## SOURCE RECORDS:
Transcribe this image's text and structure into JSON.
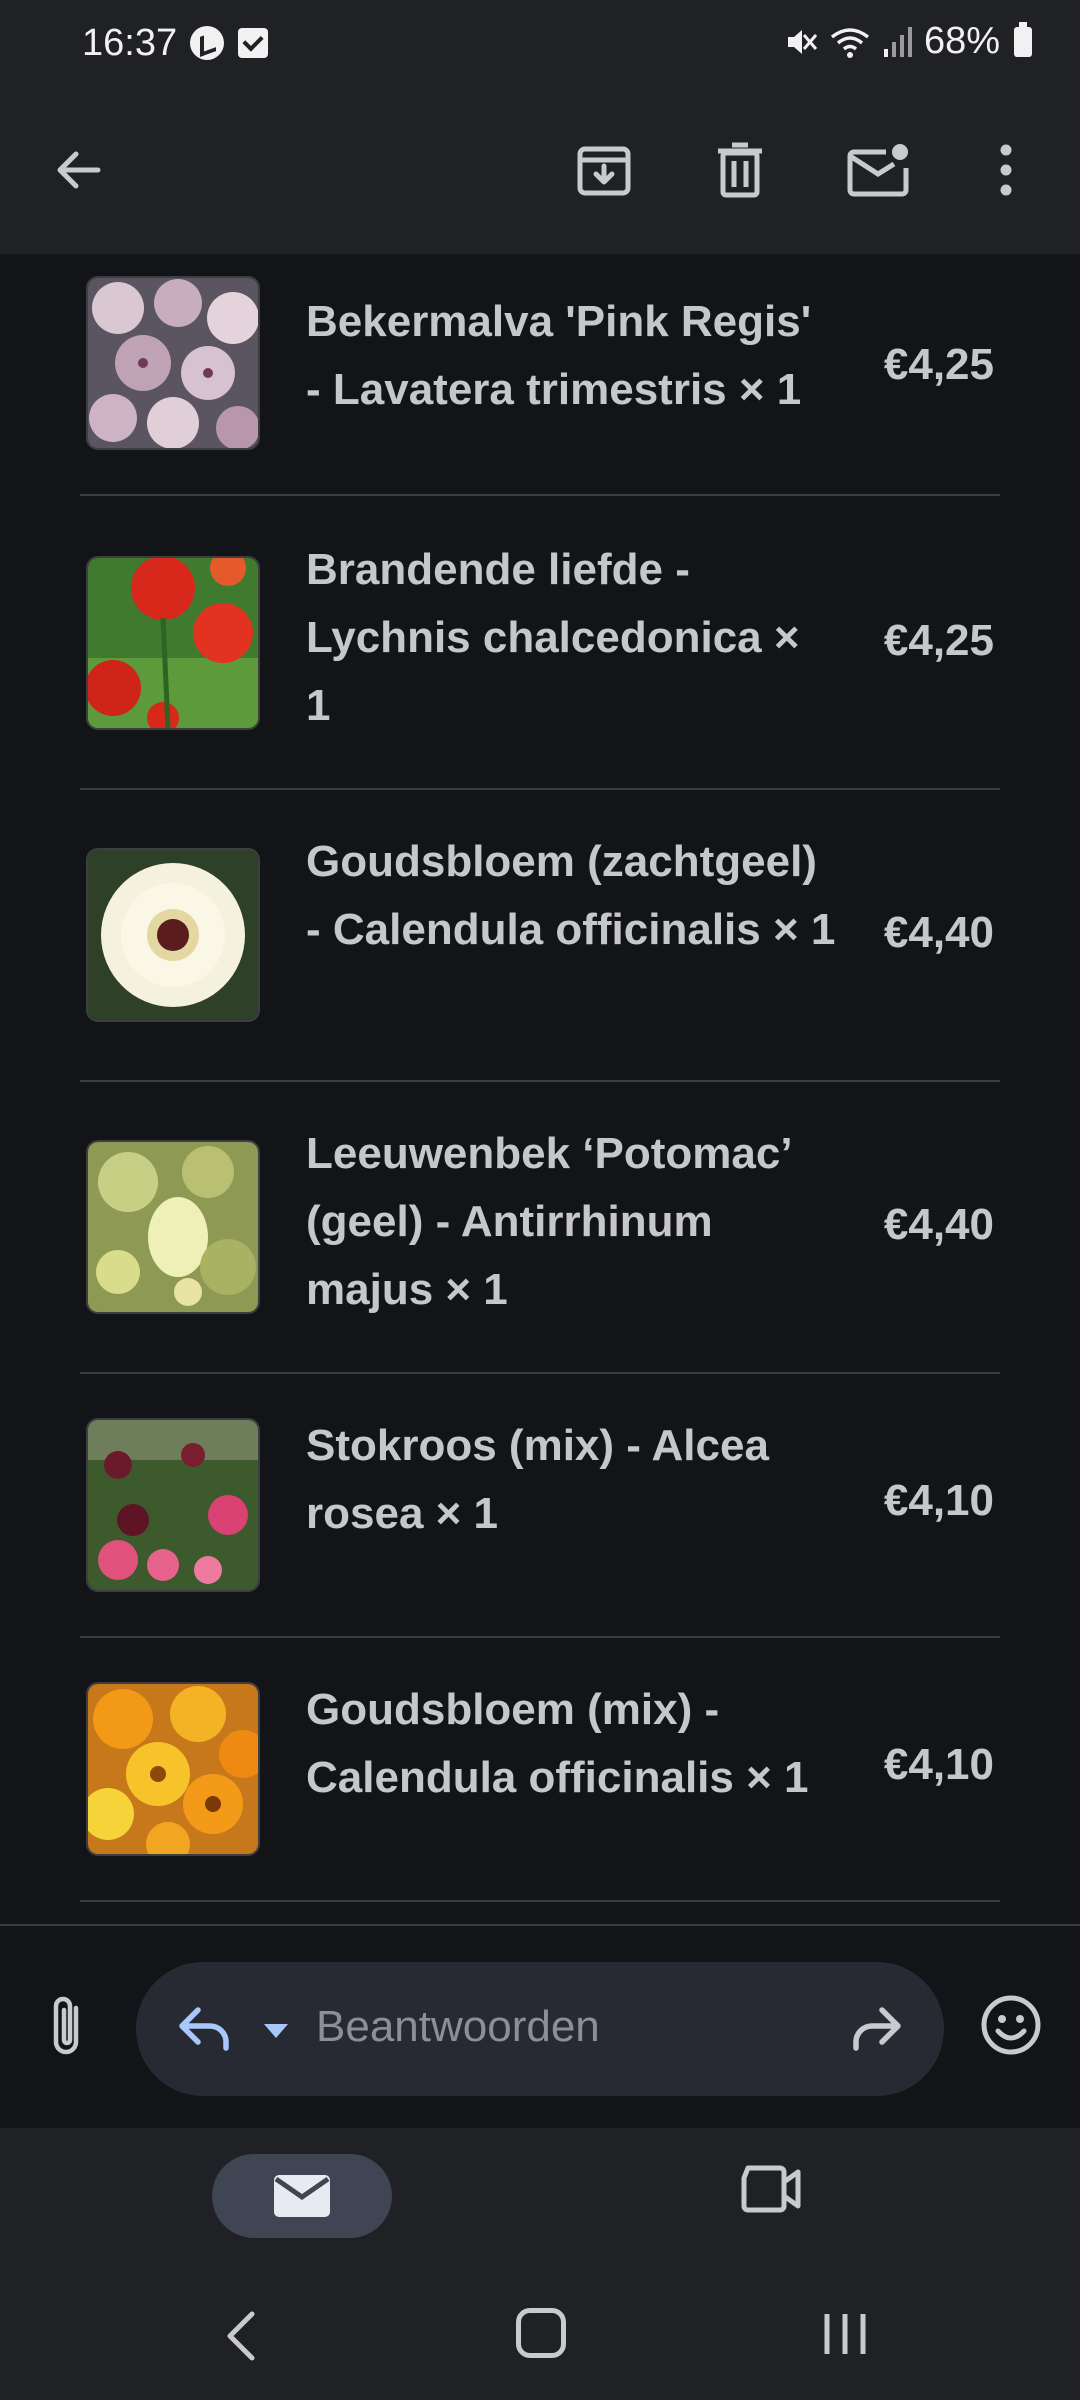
{
  "status_bar": {
    "time": "16:37",
    "battery": "68%",
    "icons": [
      "alarm-status-icon",
      "check-status-icon",
      "mute-icon",
      "wifi-icon",
      "signal-icon",
      "battery-icon"
    ]
  },
  "toolbar": {
    "icons": [
      "back-arrow-icon",
      "archive-icon",
      "delete-icon",
      "mark-unread-icon",
      "more-vert-icon"
    ]
  },
  "order_items": [
    {
      "name": "Bekermalva 'Pink Regis' - Lavatera trimestris × 1",
      "price": "€4,25"
    },
    {
      "name": "Brandende liefde - Lychnis chalcedonica × 1",
      "price": "€4,25"
    },
    {
      "name": "Goudsbloem (zachtgeel) - Calendula officinalis × 1",
      "price": "€4,40"
    },
    {
      "name": "Leeuwenbek ‘Potomac’ (geel) - Antirrhinum majus × 1",
      "price": "€4,40"
    },
    {
      "name": "Stokroos (mix) - Alcea rosea × 1",
      "price": "€4,10"
    },
    {
      "name": "Goudsbloem (mix) - Calendula officinalis × 1",
      "price": "€4,10"
    }
  ],
  "reply": {
    "placeholder": "Beantwoorden"
  },
  "colors": {
    "background": "#131417",
    "bar": "#202124",
    "pill": "#282a33",
    "accent": "#a8c7fa"
  }
}
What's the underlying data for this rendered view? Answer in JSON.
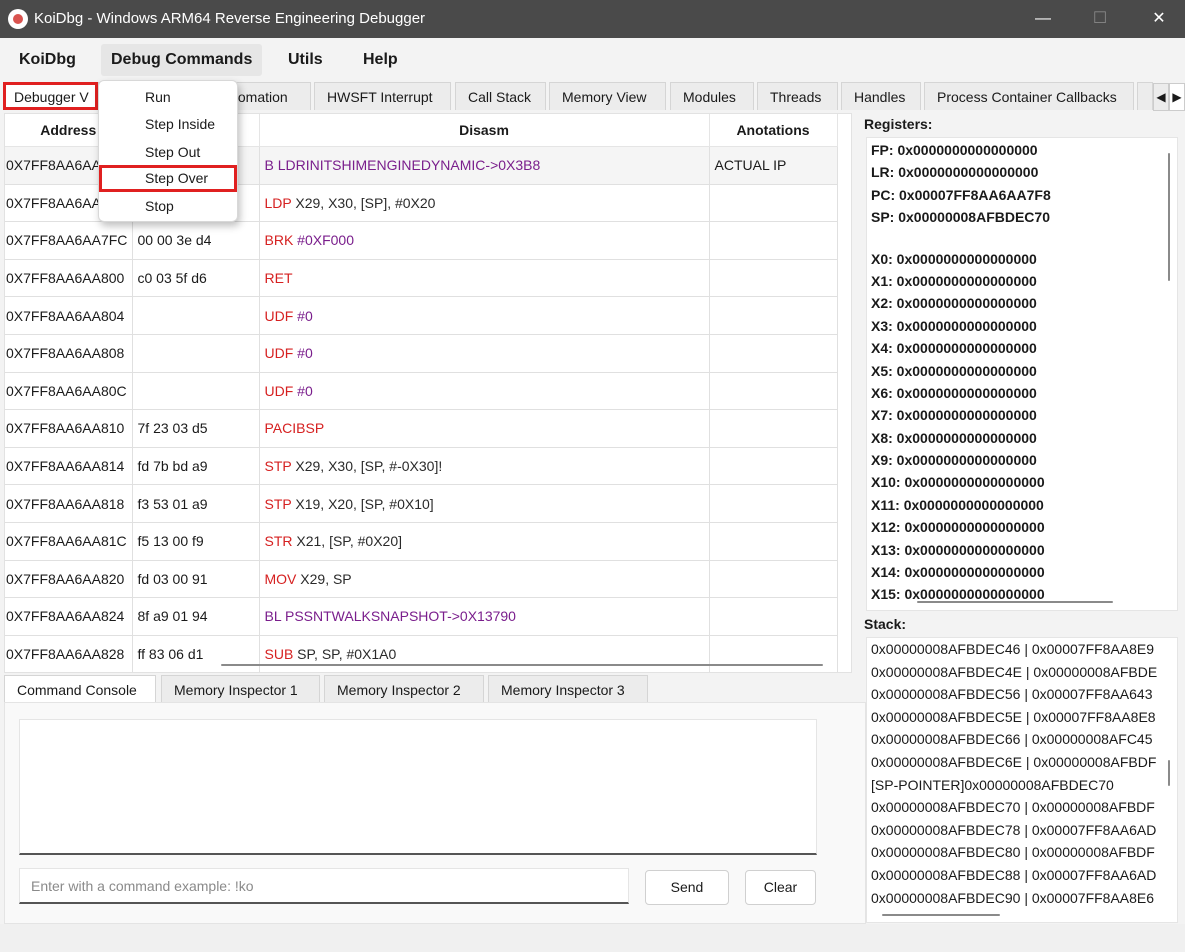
{
  "window": {
    "title": "KoiDbg - Windows ARM64 Reverse Engineering Debugger",
    "minimize": "—",
    "maximize": "☐",
    "close": "✕"
  },
  "menubar": [
    "KoiDbg",
    "Debug Commands",
    "Utils",
    "Help"
  ],
  "top_tabs": [
    "Debugger V",
    "tomation",
    "HWSFT Interrupt",
    "Call Stack",
    "Memory View",
    "Modules",
    "Threads",
    "Handles",
    "Process Container Callbacks"
  ],
  "tab_nav": {
    "left": "◀",
    "right": "▶"
  },
  "context_menu": [
    "Run",
    "Step Inside",
    "Step Out",
    "Step Over",
    "Stop"
  ],
  "disasm": {
    "columns": [
      "Address",
      "",
      "Disasm",
      "Anotations"
    ],
    "rows": [
      {
        "address": "0X7FF8AA6AA",
        "bytes": "",
        "mnemonic": "",
        "operands": "",
        "symbol": "B LDRINITSHIMENGINEDYNAMIC->0X3B8",
        "annotation": "ACTUAL IP"
      },
      {
        "address": "0X7FF8AA6AA",
        "bytes": "",
        "mnemonic": "LDP",
        "operands": " X29, X30, [SP], #0X20",
        "symbol": "",
        "annotation": ""
      },
      {
        "address": "0X7FF8AA6AA7FC",
        "bytes": "00 00 3e d4",
        "mnemonic": "BRK",
        "operands": "",
        "symbol": " #0XF000",
        "annotation": ""
      },
      {
        "address": "0X7FF8AA6AA800",
        "bytes": "c0 03 5f d6",
        "mnemonic": "RET",
        "operands": "",
        "symbol": "",
        "annotation": ""
      },
      {
        "address": "0X7FF8AA6AA804",
        "bytes": "",
        "mnemonic": "UDF",
        "operands": "",
        "symbol": " #0",
        "annotation": ""
      },
      {
        "address": "0X7FF8AA6AA808",
        "bytes": "",
        "mnemonic": "UDF",
        "operands": "",
        "symbol": " #0",
        "annotation": ""
      },
      {
        "address": "0X7FF8AA6AA80C",
        "bytes": "",
        "mnemonic": "UDF",
        "operands": "",
        "symbol": " #0",
        "annotation": ""
      },
      {
        "address": "0X7FF8AA6AA810",
        "bytes": "7f 23 03 d5",
        "mnemonic": "PACIBSP",
        "operands": "",
        "symbol": "",
        "annotation": ""
      },
      {
        "address": "0X7FF8AA6AA814",
        "bytes": "fd 7b bd a9",
        "mnemonic": "STP",
        "operands": " X29, X30, [SP, #-0X30]!",
        "symbol": "",
        "annotation": ""
      },
      {
        "address": "0X7FF8AA6AA818",
        "bytes": "f3 53 01 a9",
        "mnemonic": "STP",
        "operands": " X19, X20, [SP, #0X10]",
        "symbol": "",
        "annotation": ""
      },
      {
        "address": "0X7FF8AA6AA81C",
        "bytes": "f5 13 00 f9",
        "mnemonic": "STR",
        "operands": " X21, [SP, #0X20]",
        "symbol": "",
        "annotation": ""
      },
      {
        "address": "0X7FF8AA6AA820",
        "bytes": "fd 03 00 91",
        "mnemonic": "MOV",
        "operands": " X29, SP",
        "symbol": "",
        "annotation": ""
      },
      {
        "address": "0X7FF8AA6AA824",
        "bytes": "8f a9 01 94",
        "mnemonic": "",
        "operands": "",
        "symbol": "BL PSSNTWALKSNAPSHOT->0X13790",
        "annotation": ""
      },
      {
        "address": "0X7FF8AA6AA828",
        "bytes": "ff 83 06 d1",
        "mnemonic": "SUB",
        "operands": " SP, SP, #0X1A0",
        "symbol": "",
        "annotation": ""
      }
    ]
  },
  "bottom_tabs": [
    "Command Console",
    "Memory Inspector 1",
    "Memory Inspector 2",
    "Memory Inspector 3"
  ],
  "console": {
    "placeholder": "Enter with a command example: !ko",
    "send": "Send",
    "clear": "Clear"
  },
  "registers": {
    "label": "Registers:",
    "special": [
      "FP: 0x0000000000000000",
      "LR: 0x0000000000000000",
      "PC: 0x00007FF8AA6AA7F8",
      "SP: 0x00000008AFBDEC70"
    ],
    "general": [
      "X0: 0x0000000000000000",
      "X1: 0x0000000000000000",
      "X2: 0x0000000000000000",
      "X3: 0x0000000000000000",
      "X4: 0x0000000000000000",
      "X5: 0x0000000000000000",
      "X6: 0x0000000000000000",
      "X7: 0x0000000000000000",
      "X8: 0x0000000000000000",
      "X9: 0x0000000000000000",
      "X10: 0x0000000000000000",
      "X11: 0x0000000000000000",
      "X12: 0x0000000000000000",
      "X13: 0x0000000000000000",
      "X14: 0x0000000000000000",
      "X15: 0x0000000000000000"
    ]
  },
  "stack": {
    "label": "Stack:",
    "entries": [
      "0x00000008AFBDEC46 | 0x00007FF8AA8E9",
      "0x00000008AFBDEC4E | 0x00000008AFBDE",
      "0x00000008AFBDEC56 | 0x00007FF8AA643",
      "0x00000008AFBDEC5E | 0x00007FF8AA8E8",
      "0x00000008AFBDEC66 | 0x00000008AFC45",
      "0x00000008AFBDEC6E | 0x00000008AFBDF",
      "[SP-POINTER]0x00000008AFBDEC70",
      "0x00000008AFBDEC70 | 0x00000008AFBDF",
      "0x00000008AFBDEC78 | 0x00007FF8AA6AD",
      "0x00000008AFBDEC80 | 0x00000008AFBDF",
      "0x00000008AFBDEC88 | 0x00007FF8AA6AD",
      "0x00000008AFBDEC90 | 0x00007FF8AA8E6"
    ]
  },
  "colors": {
    "mnemonic": "#d62020",
    "symbol": "#7a1e8c",
    "highlight": "#e02020",
    "titlebar": "#4a4a4a"
  }
}
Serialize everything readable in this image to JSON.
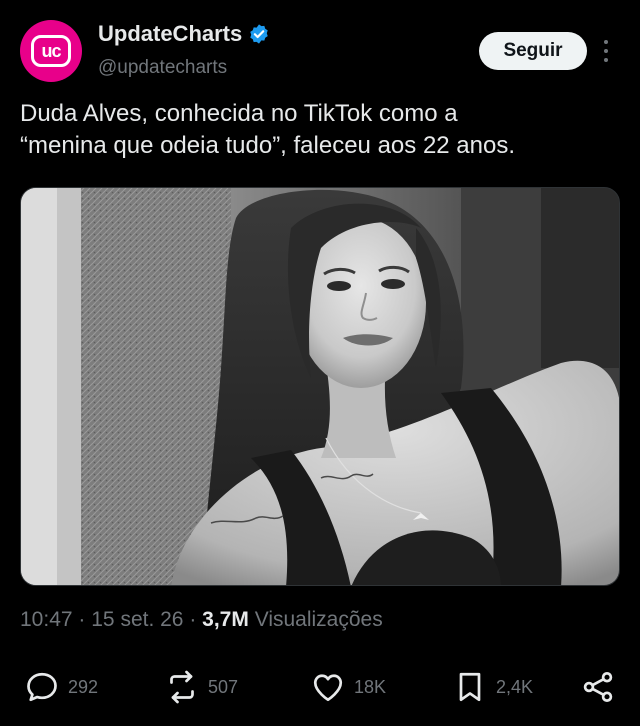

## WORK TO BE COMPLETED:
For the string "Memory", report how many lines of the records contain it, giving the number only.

## RESULT OF THIS EXERCISE:
4